[Extracted data entries]

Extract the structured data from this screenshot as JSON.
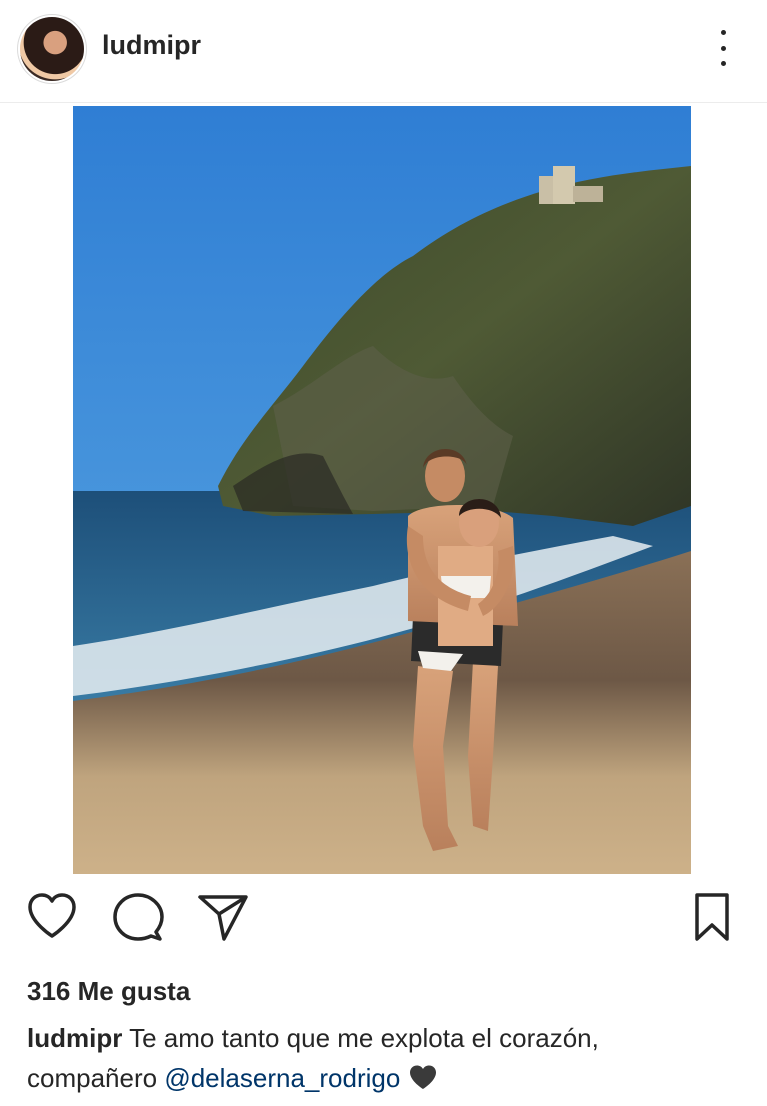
{
  "post": {
    "username": "ludmipr",
    "likes_text": "316 Me gusta",
    "caption": {
      "username": "ludmipr",
      "text_line1": "Te amo tanto que me explota el corazón,",
      "text_prefix": "compañero",
      "mention": "@delaserna_rodrigo",
      "emoji": "black-heart-icon"
    }
  },
  "icons": {
    "like": "heart-outline-icon",
    "comment": "comment-bubble-icon",
    "share": "paper-plane-icon",
    "save": "bookmark-icon",
    "more": "more-vertical-icon"
  },
  "colors": {
    "text": "#262626",
    "mention": "#003569",
    "divider": "#ececec"
  }
}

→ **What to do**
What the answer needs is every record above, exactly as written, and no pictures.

→ **Response box**
Extract the structured data from this screenshot as JSON.
{
  "post": {
    "username": "ludmipr",
    "likes_text": "316 Me gusta",
    "caption": {
      "username": "ludmipr",
      "text_line1": "Te amo tanto que me explota el corazón,",
      "text_prefix": "compañero",
      "mention": "@delaserna_rodrigo",
      "emoji": "black-heart-icon"
    }
  },
  "icons": {
    "like": "heart-outline-icon",
    "comment": "comment-bubble-icon",
    "share": "paper-plane-icon",
    "save": "bookmark-icon",
    "more": "more-vertical-icon"
  },
  "colors": {
    "text": "#262626",
    "mention": "#003569",
    "divider": "#ececec"
  }
}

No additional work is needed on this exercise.